On the contrary, all of these companies thought they could ride a wave of social justice propaganda that they themselves would supply, in effect creating a category which they would instantly dominate. These are not your fathers' or grandfathers' businessmen building real products people can use.  These are not your former giants of industry creating useful machines of iron and steel.  These are over-funded, lazy and ignorant adolescent  fashionistas raised on a few decades of overnight fortunes amassed from software, apps and tech.  

More typically, these types of enterprises are created with little or no discipline and absolutely no regard for the end user.  Whether it's technology or meatless patties, the usual attitude is "they'll eat what we feed them." The next step is to create a mirage of success by paying for wide distribution, creating the illusion of public acceptance. The third step is to set up straw man competitors to further the myth of consumer demand.  The fourth step, of course, is to manage consolidation of companies through cash buyouts and dump the stock for a hefty profit.

Does that sound smart to you?  Or really stupid? Well, in this case, it's beginning to look really stupid, Because like so many other undisciplined, failing non-businesses (Peleton comes to mind), these profit-at-any-cost hedge-funds are dying on this hill They're finding out the hard way that whether it's fake eggs, lab grown chicken or estrogen-loaded soy milk, you can't fool all of the people all of the time. 

Which has left Bill Gates and his hedge fund cronies with a very bad taste in their mouths.

Thursday, June 08, 2023

Newsom versus Trump, 2024

If you're wondering what the Democrats have up their sleeves for 2024, I'm going to speculate that their nominee is Gavin Newsom from California. Here's why:

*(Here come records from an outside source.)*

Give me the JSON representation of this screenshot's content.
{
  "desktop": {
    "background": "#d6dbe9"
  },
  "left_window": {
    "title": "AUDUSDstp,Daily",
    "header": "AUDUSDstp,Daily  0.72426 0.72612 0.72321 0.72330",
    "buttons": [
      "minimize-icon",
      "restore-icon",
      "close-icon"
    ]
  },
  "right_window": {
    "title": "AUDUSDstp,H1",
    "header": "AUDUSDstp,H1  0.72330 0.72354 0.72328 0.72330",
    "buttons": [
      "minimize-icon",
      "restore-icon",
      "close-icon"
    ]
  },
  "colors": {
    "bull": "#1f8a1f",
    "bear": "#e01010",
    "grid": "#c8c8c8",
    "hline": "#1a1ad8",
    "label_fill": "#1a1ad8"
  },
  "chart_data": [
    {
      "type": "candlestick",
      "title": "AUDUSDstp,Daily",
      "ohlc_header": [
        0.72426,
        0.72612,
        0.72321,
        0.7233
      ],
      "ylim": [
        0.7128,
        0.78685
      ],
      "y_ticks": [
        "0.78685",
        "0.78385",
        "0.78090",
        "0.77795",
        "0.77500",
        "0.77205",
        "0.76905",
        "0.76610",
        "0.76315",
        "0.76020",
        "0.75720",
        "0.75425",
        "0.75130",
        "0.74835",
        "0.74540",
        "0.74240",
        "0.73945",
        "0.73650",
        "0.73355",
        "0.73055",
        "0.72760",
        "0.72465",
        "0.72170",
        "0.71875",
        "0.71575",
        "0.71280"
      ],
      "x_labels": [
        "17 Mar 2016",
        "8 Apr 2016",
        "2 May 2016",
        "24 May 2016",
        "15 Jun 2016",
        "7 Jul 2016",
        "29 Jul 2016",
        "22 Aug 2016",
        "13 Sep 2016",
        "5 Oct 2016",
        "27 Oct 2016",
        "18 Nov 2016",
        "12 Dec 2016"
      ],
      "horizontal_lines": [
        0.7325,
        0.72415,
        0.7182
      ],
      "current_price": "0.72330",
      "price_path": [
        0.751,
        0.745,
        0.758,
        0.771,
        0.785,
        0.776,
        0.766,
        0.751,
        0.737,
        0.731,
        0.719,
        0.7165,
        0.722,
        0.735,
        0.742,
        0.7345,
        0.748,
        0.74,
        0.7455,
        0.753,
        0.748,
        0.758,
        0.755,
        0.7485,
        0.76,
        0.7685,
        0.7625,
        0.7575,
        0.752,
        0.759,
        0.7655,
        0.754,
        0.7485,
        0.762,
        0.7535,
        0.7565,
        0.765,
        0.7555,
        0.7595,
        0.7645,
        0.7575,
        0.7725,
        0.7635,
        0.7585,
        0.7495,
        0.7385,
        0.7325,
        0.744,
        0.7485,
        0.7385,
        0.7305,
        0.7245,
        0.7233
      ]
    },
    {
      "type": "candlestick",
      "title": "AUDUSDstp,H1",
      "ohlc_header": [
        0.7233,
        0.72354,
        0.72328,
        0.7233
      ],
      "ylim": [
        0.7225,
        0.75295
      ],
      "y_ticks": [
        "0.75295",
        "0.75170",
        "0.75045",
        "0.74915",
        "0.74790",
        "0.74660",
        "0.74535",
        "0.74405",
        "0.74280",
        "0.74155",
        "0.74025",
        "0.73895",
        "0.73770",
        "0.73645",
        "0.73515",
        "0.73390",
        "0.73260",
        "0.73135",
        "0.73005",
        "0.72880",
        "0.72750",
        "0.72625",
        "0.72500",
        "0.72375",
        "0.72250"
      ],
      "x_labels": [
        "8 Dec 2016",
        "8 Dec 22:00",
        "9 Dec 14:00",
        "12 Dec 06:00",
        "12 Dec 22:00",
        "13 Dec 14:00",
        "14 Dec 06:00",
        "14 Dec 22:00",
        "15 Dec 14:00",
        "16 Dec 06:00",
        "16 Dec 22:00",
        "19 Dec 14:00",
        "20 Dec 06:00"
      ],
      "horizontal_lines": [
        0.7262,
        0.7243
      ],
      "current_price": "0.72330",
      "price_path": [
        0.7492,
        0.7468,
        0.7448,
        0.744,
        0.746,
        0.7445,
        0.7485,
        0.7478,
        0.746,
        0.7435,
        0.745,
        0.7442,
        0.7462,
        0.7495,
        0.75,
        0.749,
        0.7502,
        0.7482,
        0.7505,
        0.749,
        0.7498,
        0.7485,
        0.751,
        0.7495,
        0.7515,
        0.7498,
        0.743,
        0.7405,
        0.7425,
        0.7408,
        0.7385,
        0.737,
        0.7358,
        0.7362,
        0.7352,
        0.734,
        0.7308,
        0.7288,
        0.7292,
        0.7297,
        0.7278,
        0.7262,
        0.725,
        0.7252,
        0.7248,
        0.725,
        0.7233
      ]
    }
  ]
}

1. Newsom is Nancy Pelosi's nephew. Her inter-married families have ruled California for the last 60+ years (Google "Brown-Pelosi-Getty-Newsom California" to learn that history). Now they're going for the brass ring. Nancy will use everything she has to put Newsom in contention for the presidency of the United States.

2. At this writing, the only Democrat in the field other than Joe Biden is Robert Kennedy Jr., who is, by all accounts, a flash in the pan. He entered the race way too early, and my guess is that by the later part of 2023, his one-note sonata will have run out of gas. Yes, the vaccines were bad. Yes, their purveyors are criminals. No, neither he nor anyone else is going to do anything about it. Other than that, RFK has no domestic or international agenda.

3. Joe Biden, by all acounts, is senile. Even the Democrats want him out, but shudder to imagine Kamala Harris in the White House, so they're content to hold that off.

4. Between Senile Joe and RFK, Newsom can and will be positioned as the "reasonable alternative" as the public will forget all the damage he's done to his home state. All of that won't matter, because the Dems will be left with no choice other than Newsom -- Pelosi will see to that. And just in case you were wondering if Newsom can attract less radcial Democrats, I humbly submit that Newsom is a white male, which never hurts.

This may explain why we're currently seeing Newsom taking shots at Ron DeSantis, not Trump. By doing so, Newsom is attempting to elevate himself to presidential levels. If this plays out as I think it will, we'll see Trump run against Newsom, with Newsom leveraging the Never-Trump faction against Trump's twin agenda of domestic/foreign accomplishments and Newsom's mismanagement of California.

There are some who believe the Trump has run out of steam. There are those who believe Newsom could really win. I imagine those are the same people who buy Bud Light at Target.